Connect, Not Collapse: Explaining Contrastive Learning for Unsupervised Domain Adaptation
Proceedings of the 39th International Conference on Machine Learning, PMLR 162:19847-19878, 2022.

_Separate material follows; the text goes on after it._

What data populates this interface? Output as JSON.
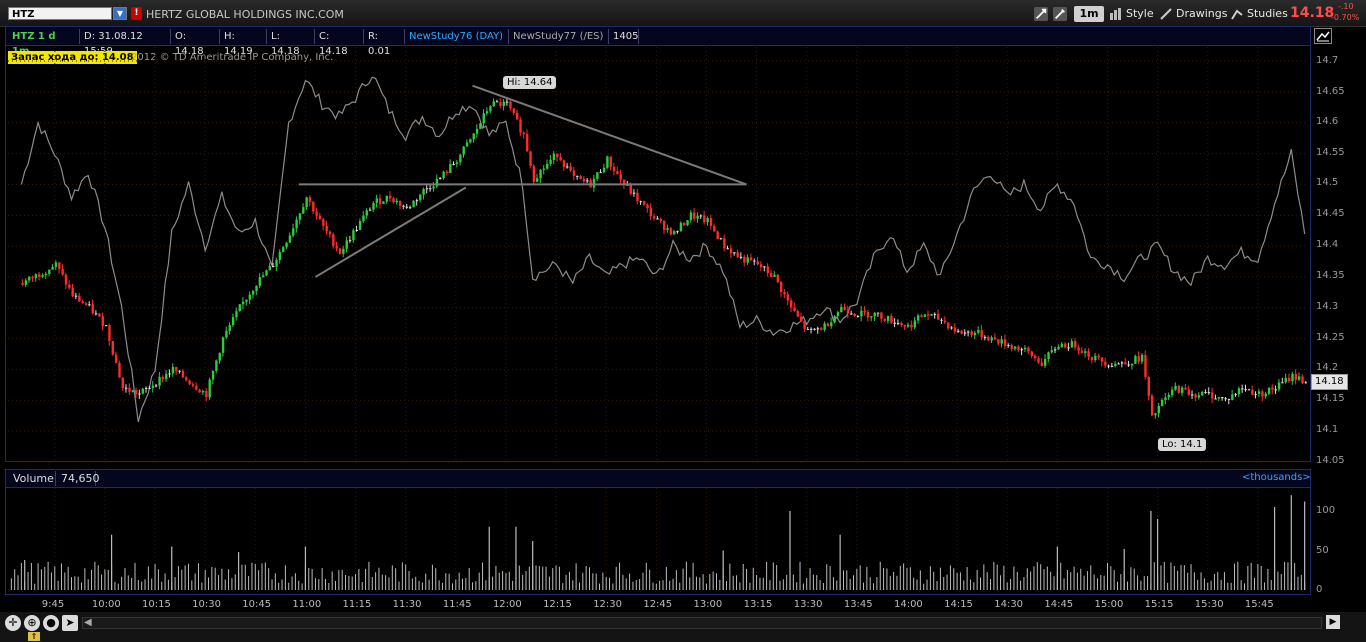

We consider unsupervised domain adaptation (UDA), where labeled data from a source domain (e.g., photos) and unlabeled data from a target domain (e.g., sketches) are used to learn a classifier for the target domain. Conventional UDA methods (e.g., domain adversarial training) learn domain-invariant features to generalize from the source domain to the target domain. In this paper, we show that contrastive pre-training, which learns features on unlabeled source and target data and then fine-tunes on labeled source data, is competitive with strong UDA methods. However, we find that contrastive pre-training does not learn domain-invariant features, diverging from conventional UDA intuitions. We show theoretically that contrastive pre-training can learn features that vary subtantially across domains but still generalize to the target domain, by disentangling domain and class information. We empirically validate our theory on benchmark vision datasets.